BC AD Martin Jarmond on Tuesday announced the school has extended Addazio by two seasons, keeping him under contract through 2022. In a letter written to BC supporters and released to the media, Jarmond wrote:

After every season we evaluate all aspects of our programs to make sure they are aligned with the core mission and principles of the Boston College athletics department.

While all of us wish our regular season in football had ended with more victories, we took important steps in the right direction this year: returning to the national rankings for the first time since 2008, capturing the nation’s attention with ESPN’s College GameDay on-campus, being in the running for the conference championship in November and playing in another post-season bowl.

In addition, our football student-athletes remain great ambassadors for our University and also continue to achieve tremendous success in the classroom, graduate at one of the highest rates in the country, and become successful leaders.

To continue building on our football program’s progress and promise, we are extending Coach Steve Addazio’s contract for two additional years through the 2022 season. Steve and I are committed to taking the next steps to enhance competitive excellence in Boston College football.

With Addazio under contract only through 2020, Boston College was in a rare position where the school really did have to either fire him or extend him. With another two years on his contract, Addazio can now credibly tell BC’s 2019 recruits that he is under contract through the length of their 4-year eligibility…. but not one season longer.

As far as endorsements from your AD go, this one is about as lukewarm as they get.

Boston College heads into the SERVPRO First Responder Bowl (Dec. 26 in Dallas) at 7-5 on the season. The Eagles started 7-2 and rose as high as No. 17 in the AP poll but lost their final three games: 27-7 to No. 2 Clemson, 22-21 at Florida State and 42-21 to No. 19 Syracuse in Chestnut Hill.

Addazio is an even 38-38 in six seasons at Boston College; his teams have never won more than seven games, and never gone better than 4-4 in ACC play (they’re 18-30 overall in conference).

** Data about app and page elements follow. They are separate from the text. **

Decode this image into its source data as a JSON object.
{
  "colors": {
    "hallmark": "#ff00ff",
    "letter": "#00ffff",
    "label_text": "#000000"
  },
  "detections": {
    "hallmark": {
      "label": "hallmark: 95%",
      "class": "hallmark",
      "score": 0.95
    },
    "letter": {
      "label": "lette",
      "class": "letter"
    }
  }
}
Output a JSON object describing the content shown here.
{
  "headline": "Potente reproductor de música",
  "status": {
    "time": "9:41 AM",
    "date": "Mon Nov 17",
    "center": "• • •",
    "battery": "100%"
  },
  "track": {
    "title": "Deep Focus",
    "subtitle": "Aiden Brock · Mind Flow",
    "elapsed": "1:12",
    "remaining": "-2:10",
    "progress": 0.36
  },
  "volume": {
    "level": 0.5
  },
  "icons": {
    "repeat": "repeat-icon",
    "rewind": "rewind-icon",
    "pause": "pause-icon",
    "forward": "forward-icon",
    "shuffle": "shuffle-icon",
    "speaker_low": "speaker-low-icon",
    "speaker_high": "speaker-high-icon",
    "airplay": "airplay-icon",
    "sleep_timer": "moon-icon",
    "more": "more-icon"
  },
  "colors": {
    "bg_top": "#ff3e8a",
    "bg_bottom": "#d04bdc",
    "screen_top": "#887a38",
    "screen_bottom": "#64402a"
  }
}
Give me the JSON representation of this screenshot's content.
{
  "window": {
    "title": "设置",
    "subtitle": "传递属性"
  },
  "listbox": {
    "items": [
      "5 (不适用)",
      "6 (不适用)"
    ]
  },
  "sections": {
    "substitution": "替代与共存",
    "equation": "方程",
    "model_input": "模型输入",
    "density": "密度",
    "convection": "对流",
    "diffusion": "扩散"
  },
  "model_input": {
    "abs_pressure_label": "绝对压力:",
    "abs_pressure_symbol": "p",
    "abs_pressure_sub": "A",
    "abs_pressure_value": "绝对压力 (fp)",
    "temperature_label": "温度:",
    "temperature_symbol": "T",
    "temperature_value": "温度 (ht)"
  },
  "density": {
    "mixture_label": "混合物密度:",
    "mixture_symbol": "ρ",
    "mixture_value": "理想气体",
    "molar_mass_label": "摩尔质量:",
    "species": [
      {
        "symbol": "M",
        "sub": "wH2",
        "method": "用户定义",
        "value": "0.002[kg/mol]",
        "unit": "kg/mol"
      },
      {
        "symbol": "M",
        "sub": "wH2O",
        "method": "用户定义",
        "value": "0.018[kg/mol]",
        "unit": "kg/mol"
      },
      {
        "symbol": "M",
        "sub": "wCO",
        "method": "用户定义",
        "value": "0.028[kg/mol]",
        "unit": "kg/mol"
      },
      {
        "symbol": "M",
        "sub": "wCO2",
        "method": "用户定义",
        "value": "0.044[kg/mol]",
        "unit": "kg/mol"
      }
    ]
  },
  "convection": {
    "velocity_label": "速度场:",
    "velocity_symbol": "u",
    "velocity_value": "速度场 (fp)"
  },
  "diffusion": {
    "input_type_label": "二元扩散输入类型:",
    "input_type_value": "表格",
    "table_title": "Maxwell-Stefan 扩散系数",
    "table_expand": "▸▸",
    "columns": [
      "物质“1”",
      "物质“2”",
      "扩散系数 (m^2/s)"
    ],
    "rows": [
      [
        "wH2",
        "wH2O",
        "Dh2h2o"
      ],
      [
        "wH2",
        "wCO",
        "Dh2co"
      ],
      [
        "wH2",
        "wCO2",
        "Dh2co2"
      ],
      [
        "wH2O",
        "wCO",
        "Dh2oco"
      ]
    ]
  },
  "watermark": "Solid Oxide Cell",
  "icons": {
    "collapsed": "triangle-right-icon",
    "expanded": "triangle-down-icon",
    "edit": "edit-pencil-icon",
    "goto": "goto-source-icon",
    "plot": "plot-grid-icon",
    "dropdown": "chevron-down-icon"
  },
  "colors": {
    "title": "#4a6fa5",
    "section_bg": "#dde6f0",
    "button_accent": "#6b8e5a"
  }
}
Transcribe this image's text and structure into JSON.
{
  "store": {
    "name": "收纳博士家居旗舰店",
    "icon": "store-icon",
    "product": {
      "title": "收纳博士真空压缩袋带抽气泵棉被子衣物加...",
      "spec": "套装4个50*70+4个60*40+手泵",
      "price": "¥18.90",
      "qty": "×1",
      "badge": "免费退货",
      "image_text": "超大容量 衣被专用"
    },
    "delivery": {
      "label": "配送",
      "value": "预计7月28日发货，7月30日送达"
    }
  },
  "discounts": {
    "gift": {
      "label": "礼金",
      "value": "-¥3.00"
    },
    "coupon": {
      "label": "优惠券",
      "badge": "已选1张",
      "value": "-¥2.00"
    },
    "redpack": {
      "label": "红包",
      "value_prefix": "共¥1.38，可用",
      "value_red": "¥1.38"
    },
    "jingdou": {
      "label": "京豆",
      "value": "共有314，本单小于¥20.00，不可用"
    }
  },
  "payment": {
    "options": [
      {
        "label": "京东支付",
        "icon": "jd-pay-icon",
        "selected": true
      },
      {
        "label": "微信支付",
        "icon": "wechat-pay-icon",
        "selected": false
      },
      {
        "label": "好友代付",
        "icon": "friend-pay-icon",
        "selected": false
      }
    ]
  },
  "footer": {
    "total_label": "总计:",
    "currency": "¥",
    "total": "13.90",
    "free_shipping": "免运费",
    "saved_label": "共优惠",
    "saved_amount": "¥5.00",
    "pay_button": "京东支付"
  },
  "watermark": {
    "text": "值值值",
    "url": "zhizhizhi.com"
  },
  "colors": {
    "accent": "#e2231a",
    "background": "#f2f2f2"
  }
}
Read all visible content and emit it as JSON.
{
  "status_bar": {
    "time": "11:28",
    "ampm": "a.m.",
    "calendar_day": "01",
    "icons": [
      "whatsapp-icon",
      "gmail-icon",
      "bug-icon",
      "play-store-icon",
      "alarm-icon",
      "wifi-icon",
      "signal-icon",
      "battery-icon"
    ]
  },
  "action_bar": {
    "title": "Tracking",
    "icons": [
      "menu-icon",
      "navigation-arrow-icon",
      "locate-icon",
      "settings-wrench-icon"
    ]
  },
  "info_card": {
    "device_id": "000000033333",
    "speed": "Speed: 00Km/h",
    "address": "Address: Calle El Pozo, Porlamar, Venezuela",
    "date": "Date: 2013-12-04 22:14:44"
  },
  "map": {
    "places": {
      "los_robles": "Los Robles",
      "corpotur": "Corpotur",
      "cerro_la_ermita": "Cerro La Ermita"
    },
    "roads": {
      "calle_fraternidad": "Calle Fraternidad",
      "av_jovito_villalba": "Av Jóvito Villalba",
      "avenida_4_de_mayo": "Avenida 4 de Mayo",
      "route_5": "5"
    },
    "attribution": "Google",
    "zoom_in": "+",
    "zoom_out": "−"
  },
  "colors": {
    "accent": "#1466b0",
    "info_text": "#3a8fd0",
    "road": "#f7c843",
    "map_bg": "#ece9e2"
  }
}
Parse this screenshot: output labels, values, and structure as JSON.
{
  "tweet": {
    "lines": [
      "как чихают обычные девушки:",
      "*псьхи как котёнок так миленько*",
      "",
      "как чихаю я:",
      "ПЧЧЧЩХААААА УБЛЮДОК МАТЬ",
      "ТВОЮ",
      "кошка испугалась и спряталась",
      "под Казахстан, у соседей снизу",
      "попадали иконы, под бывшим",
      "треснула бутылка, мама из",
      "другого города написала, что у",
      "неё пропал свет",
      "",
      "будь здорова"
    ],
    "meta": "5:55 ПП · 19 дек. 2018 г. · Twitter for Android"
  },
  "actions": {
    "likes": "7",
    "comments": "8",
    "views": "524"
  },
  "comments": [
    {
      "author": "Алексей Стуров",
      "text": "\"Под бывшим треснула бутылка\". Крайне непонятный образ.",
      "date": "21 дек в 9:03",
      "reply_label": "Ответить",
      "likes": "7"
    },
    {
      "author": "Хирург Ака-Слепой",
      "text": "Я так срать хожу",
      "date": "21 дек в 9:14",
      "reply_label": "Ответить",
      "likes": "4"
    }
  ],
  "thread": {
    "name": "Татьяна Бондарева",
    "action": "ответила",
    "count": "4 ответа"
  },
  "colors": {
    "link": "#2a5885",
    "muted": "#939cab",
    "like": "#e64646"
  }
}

So, while 2018 was not exactly a make-or-break year for Addazio at Boston College, 2019 definitely will be.